In a similar vein, the Knowledge Skills added a ton of story flavor to the session. I really like how they give me a way to get campaign/setting information to the players, while simultaneously fleshing out more of the PC’s backstory.
For instance, Jake has “Hollywood Politics” and “The Mob” as Knowledge Skills and a couple of great rolls on his part (scoring 5-6 hits on each) helped me give him a bunch of helpful info (including identifying a talent agent/pimp referenced on a note he found and recognizing that a certain ex-cop private investigator he encountered was used exclusively by the big studios to protect the reputations of their contact actors/actresses), while also adding tidbits of backstory (Jake knew a girl who had been a victim of the agent/pimp and he used to work on the LAPD with the private dick).
As with the Contacts, I think the Knowledge Skills would be an awesome source of atmospheric texture for an ongoing campaign, giving the players and the DM opportunities to flesh out story elements at the table, during sessions (another of my favorite things to do in my games).
We also learned that Edge is an extremely valuable stat. The ability to reroll a failure and invoke the “Rule of 6” is pretty awesome and it gives the players a measure of control over the results of the dice.
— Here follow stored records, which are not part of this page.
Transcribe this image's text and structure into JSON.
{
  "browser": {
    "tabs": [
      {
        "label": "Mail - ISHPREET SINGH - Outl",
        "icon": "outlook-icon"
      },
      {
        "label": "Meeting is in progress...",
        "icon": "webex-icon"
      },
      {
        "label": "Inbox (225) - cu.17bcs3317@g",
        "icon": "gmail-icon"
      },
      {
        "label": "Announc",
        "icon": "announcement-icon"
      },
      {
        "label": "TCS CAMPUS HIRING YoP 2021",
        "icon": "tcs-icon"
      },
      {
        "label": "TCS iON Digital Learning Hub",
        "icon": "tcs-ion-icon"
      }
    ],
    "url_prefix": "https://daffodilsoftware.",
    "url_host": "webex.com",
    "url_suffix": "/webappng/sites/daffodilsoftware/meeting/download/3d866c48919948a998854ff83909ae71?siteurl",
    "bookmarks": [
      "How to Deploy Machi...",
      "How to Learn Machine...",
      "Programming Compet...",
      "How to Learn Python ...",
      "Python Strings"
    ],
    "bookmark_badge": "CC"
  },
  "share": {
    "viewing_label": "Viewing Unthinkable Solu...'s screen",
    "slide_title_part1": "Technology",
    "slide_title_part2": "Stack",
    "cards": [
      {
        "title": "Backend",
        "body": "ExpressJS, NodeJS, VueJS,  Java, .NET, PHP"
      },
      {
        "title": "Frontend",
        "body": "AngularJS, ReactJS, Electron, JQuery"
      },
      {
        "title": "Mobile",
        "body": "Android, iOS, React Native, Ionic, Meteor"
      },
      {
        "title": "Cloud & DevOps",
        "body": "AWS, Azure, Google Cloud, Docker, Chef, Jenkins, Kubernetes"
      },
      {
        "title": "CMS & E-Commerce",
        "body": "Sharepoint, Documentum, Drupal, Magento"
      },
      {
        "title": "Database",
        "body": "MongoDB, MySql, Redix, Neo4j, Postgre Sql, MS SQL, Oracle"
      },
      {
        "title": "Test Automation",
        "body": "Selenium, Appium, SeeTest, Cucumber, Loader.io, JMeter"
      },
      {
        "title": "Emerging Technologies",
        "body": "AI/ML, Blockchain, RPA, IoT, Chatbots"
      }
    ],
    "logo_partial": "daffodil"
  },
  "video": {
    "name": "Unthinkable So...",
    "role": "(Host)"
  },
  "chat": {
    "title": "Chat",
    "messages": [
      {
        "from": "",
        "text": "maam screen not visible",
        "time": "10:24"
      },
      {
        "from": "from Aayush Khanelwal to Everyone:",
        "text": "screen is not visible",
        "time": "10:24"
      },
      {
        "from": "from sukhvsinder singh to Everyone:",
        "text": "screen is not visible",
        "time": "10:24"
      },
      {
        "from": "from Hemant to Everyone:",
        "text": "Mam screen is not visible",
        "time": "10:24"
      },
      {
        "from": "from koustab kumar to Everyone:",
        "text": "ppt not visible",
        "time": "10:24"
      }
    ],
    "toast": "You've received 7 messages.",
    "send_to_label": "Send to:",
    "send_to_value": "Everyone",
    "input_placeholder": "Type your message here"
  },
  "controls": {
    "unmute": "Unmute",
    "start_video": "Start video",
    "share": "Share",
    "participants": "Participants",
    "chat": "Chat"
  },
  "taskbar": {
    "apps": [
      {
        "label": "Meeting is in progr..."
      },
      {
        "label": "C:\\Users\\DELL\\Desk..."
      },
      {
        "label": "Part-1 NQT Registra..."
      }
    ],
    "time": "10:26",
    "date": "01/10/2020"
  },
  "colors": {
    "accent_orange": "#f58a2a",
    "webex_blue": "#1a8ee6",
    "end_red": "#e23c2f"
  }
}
Oh, I also love that Edge regenerates essentially the same way that Feat Points or Inspiration does in the Iron Kingdoms RPG or D&D 5E, respectively (through good roleplaying or good rolls).
Finally, my son loved slamming a fist-full of dice down on the table for his skill checks (we do this instead of tossing them, to speed up dice rolls) and there is something to be said for the tactile joy you get from rolling a handful of dice, rather than just one, for task resolution.
Overall, this one shot served as a nice reminder of how much I loved 5E Shadowrun when I first read it, and my level of enthusiasm for the game is, at least, as high as it was last summer, when I first purchased the game, if not more so (put more plainly, holy fuck do I look forward to running this again!).
We didn’t get a chance to finish the adventure, but we hope to do that soon and then move on to the next of the one-shots, and I will provide a further update, once we finish this first one-shot.
Until next time, I remain;
- THE DUNGEON MUSER
|Initiative||7 + 1d6||Edge||3|
|Active Skills:||Knowledge Skills:|
Drive Car 4
First Aid 3
Unarmed Combat 3
|Fences 3Hollywood Politics 3
LA Area Knowledge 4
Magical Groups 4
The Mob 4
|Analyze Truth: Type M, Duration S, Range T, Drain F – 2
Clairaudience: Type M, Duration S, Range T, Drain F – 3
Clairvoyance: Type M, Duration S, Range T, Drain F – 3
Detect Individual: Type M, Duration S, Range T, Drain F – 3
Flamethrower: Type P, Duration I, Range LOS, Drain F – 3, Damage: P
Heal: Type M, Duration P, Range T, Drain F – 4
Invisibility: Type M, Duration S, Range LOS, Drain F – 2
Magic Fingers: Type P, Duration S, Range LOS, Drain F – 2
Stealth: Type P, Duration S, Range LOS, Drain F – 2
Stunbolt Type M, Duration I, Range LOS, Drain F – 3, Damage: S
|Bartender (Tommy O’Connor) – Connection 2/ Loyalty 2
Los Angeles City Official (Ed Tingle) – Connection 3/ Loyalty 2
Mobster (Salvatore “Solly” Lucchese) – Connection 3/ Loyalty 2
Talent Agent (Isaac Epstein) – Connection 2/ Loyalty 3
Talismonger (Mr. Han) – Connection 3/ Loyalty 3
|.38 Automatic Pistol – Acc 7, Damage 7P, Mode SA, Ammo 7|